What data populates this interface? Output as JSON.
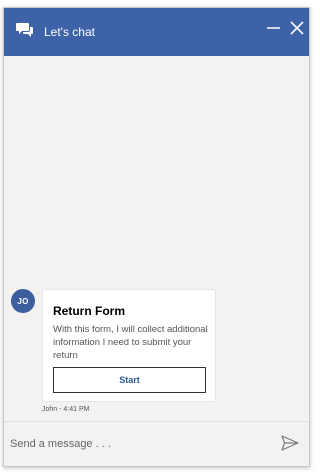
{
  "header": {
    "title": "Let's chat",
    "icon": "chat-bubbles-icon",
    "minimize_icon": "minimize-icon",
    "close_icon": "close-icon",
    "color": "#3d62a8"
  },
  "conversation": {
    "avatar_initials": "JO",
    "card": {
      "title": "Return Form",
      "body": "With this form, I will collect additional information I need to submit your return",
      "button_label": "Start"
    },
    "timestamp": "John - 4:41 PM"
  },
  "input": {
    "placeholder": "Send a message . . .",
    "value": "",
    "send_icon": "send-icon"
  }
}
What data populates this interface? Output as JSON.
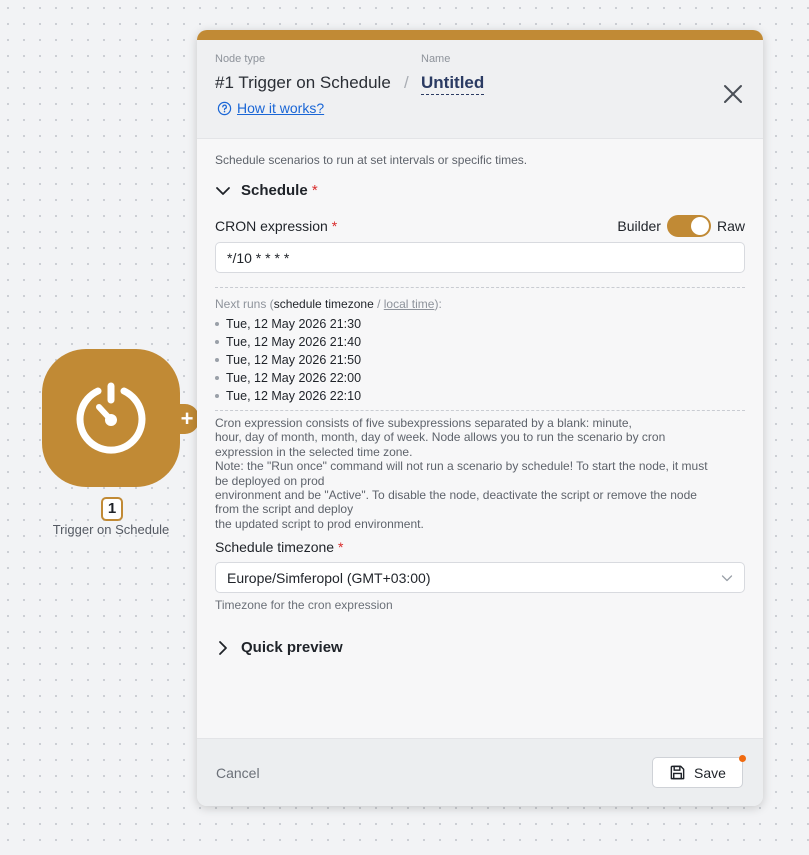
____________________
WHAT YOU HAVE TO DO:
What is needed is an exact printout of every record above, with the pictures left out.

SOLUTION TO THIS EXERCISE:
What data populates this interface? Output as JSON.
{
  "header": {
    "title": "Let's chat",
    "icon": "chat-bubbles-icon",
    "minimize_icon": "minimize-icon",
    "close_icon": "close-icon",
    "color": "#3d62a8"
  },
  "conversation": {
    "avatar_initials": "JO",
    "card": {
      "title": "Return Form",
      "body": "With this form, I will collect additional information I need to submit your return",
      "button_label": "Start"
    },
    "timestamp": "John - 4:41 PM"
  },
  "input": {
    "placeholder": "Send a message . . .",
    "value": "",
    "send_icon": "send-icon"
  }
}
What data populates this interface? Output as JSON.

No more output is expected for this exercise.